For the string "Internet", find every matching line in the records and copy it.

START Data records

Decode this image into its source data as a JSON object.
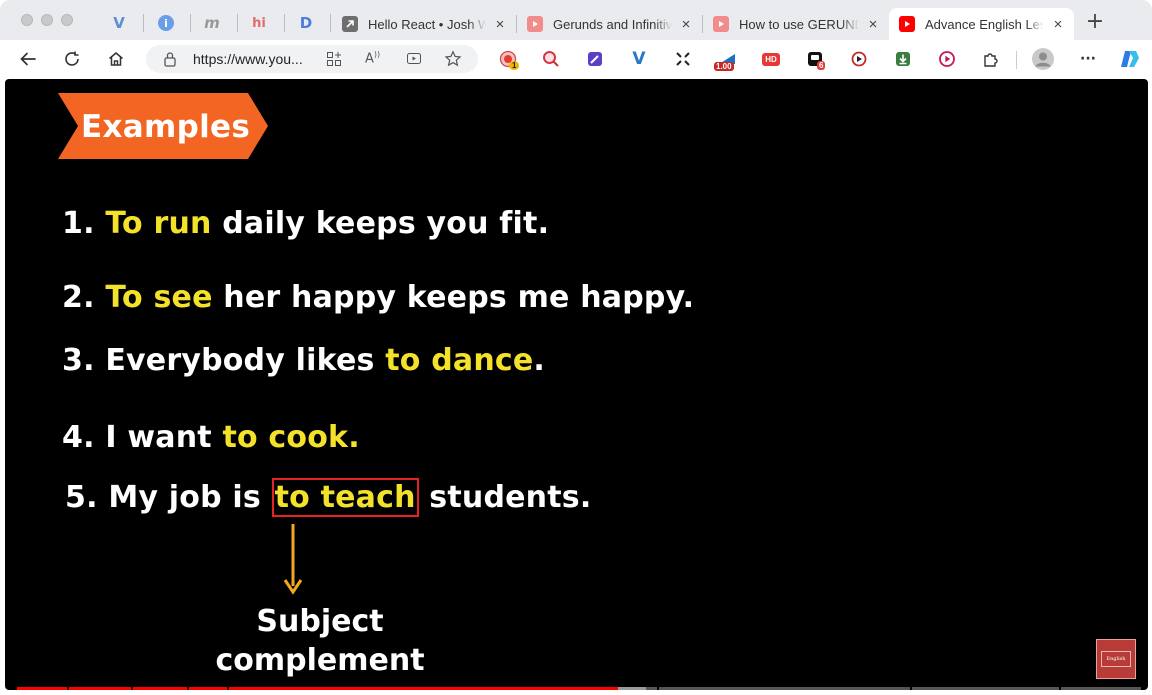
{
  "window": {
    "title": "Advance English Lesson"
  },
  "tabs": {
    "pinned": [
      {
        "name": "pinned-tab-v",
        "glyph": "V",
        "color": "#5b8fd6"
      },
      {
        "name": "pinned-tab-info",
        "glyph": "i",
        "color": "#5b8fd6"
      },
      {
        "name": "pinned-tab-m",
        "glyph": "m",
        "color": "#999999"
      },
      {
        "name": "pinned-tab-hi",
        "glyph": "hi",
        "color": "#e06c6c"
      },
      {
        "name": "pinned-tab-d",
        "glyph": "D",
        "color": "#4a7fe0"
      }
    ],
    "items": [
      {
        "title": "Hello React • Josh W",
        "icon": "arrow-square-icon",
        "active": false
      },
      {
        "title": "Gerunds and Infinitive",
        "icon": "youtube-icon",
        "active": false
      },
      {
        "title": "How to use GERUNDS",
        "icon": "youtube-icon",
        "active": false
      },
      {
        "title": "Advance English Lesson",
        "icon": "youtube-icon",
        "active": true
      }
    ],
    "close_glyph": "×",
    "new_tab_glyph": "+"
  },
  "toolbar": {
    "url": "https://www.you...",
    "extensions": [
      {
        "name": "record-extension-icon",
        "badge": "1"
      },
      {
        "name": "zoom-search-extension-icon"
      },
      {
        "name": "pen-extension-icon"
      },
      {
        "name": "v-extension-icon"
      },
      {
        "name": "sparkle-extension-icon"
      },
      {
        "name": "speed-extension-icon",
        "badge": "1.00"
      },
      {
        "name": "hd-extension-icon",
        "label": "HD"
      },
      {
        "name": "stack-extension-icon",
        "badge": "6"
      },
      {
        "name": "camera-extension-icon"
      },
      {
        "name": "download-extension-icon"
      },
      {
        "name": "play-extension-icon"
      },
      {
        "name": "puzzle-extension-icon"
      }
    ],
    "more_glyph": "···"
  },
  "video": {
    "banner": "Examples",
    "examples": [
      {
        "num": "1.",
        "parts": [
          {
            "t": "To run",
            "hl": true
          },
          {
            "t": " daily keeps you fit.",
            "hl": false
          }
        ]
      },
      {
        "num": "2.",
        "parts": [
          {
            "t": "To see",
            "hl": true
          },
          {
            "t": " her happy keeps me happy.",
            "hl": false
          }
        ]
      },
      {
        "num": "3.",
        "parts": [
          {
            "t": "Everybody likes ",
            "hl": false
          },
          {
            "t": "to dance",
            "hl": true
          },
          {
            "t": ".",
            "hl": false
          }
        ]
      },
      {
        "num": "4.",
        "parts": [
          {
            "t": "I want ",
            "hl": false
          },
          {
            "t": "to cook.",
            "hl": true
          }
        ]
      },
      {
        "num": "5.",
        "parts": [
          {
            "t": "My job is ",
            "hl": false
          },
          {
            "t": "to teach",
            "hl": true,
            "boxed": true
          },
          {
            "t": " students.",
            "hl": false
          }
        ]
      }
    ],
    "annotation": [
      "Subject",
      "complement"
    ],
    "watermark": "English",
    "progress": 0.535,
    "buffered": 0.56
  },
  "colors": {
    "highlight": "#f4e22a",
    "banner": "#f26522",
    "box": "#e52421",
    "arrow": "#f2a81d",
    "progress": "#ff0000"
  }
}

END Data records
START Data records

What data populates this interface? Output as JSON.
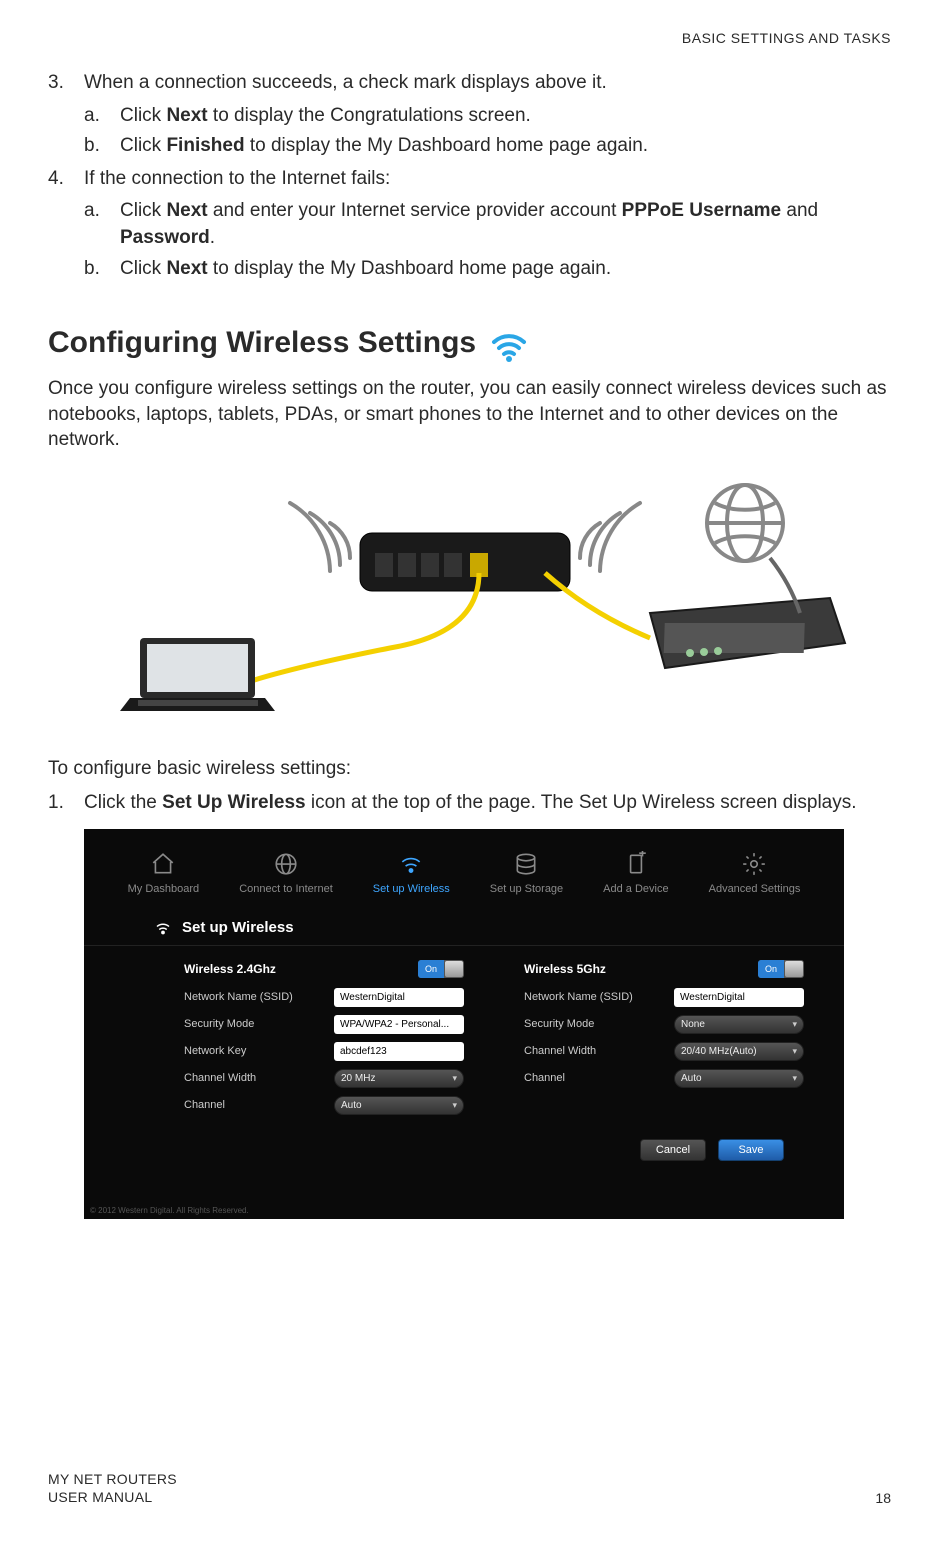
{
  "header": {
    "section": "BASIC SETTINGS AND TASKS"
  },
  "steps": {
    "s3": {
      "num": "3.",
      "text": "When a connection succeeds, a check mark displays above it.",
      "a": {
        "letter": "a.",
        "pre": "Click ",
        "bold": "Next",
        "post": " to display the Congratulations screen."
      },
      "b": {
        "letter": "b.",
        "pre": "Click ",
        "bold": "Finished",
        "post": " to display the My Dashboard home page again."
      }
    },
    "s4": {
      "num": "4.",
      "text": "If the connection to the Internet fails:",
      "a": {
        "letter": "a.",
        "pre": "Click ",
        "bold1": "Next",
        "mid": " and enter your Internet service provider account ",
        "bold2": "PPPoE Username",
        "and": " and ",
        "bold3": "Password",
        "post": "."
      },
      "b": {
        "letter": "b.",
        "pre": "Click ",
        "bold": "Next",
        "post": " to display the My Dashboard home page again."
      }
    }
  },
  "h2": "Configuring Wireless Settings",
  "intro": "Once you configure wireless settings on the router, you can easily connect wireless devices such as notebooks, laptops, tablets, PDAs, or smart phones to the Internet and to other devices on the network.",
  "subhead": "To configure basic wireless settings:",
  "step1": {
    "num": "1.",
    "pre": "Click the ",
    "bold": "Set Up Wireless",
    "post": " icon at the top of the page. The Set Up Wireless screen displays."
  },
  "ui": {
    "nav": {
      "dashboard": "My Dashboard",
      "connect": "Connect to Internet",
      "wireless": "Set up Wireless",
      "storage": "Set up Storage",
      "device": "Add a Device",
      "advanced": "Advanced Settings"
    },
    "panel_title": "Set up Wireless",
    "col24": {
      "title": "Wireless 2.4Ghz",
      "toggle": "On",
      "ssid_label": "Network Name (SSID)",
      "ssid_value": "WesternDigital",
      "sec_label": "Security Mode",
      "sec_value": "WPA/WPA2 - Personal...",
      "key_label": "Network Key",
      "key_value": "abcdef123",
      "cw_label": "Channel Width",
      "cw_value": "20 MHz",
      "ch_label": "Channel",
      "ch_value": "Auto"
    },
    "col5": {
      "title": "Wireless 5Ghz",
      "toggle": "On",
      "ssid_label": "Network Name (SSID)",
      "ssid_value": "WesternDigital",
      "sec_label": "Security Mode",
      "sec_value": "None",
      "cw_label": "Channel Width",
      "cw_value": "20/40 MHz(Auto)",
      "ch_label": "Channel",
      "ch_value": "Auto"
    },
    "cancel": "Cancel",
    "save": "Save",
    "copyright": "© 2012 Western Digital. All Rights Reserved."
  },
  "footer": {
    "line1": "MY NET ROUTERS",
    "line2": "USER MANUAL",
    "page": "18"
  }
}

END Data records

■ **Written solution**
      "text": "If the connection to the Internet fails:",
        "mid": " and enter your Internet service provider account ",
  "intro": "Once you configure wireless settings on the router, you can easily connect wireless devices such as notebooks, laptops, tablets, PDAs, or smart phones to the Internet and to other devices on the network.",
      "connect": "Connect to Internet",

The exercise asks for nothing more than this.